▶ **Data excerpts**
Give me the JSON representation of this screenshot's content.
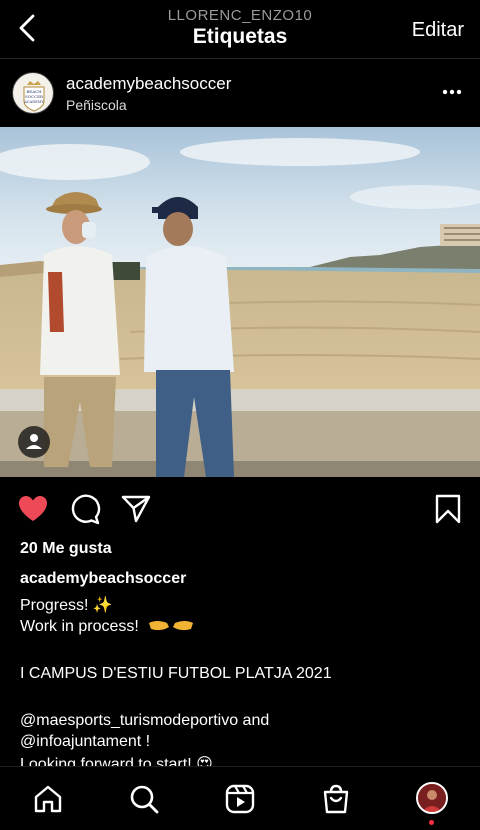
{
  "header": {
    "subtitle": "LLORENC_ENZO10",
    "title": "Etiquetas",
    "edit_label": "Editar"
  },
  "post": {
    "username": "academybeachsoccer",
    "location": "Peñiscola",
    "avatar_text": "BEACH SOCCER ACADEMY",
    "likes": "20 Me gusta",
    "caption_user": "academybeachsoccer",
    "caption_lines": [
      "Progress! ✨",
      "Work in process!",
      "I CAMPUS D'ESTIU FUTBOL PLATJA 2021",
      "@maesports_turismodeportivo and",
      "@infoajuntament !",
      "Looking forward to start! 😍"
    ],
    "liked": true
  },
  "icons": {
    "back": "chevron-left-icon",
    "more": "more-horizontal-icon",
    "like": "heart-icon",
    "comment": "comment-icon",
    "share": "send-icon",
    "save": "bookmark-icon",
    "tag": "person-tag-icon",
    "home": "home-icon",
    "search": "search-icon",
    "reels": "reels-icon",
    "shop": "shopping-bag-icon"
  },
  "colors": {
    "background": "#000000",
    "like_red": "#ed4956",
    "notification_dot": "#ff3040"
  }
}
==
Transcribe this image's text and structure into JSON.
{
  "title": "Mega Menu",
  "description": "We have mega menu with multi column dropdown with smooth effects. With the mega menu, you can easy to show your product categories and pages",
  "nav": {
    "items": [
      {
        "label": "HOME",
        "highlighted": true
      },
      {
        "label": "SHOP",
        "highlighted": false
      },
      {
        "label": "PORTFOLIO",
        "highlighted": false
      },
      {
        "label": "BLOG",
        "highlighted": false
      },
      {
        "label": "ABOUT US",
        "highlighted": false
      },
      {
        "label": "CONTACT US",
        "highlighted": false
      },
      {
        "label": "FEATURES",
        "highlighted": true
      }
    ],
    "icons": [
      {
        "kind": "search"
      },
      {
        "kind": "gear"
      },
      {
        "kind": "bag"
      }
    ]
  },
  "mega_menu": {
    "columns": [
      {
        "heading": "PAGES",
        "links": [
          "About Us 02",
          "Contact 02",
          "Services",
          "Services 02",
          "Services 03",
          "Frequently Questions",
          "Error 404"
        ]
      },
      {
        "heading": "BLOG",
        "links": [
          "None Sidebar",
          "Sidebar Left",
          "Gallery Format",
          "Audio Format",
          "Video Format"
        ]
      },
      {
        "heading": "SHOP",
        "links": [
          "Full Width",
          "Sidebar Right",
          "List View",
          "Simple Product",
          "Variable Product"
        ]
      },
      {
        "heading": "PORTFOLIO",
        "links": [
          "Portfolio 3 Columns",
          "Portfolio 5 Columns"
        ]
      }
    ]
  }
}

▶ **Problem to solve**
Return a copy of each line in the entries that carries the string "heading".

▶ **Answer**
        "heading": "PAGES",
        "heading": "BLOG",
        "heading": "SHOP",
        "heading": "PORTFOLIO",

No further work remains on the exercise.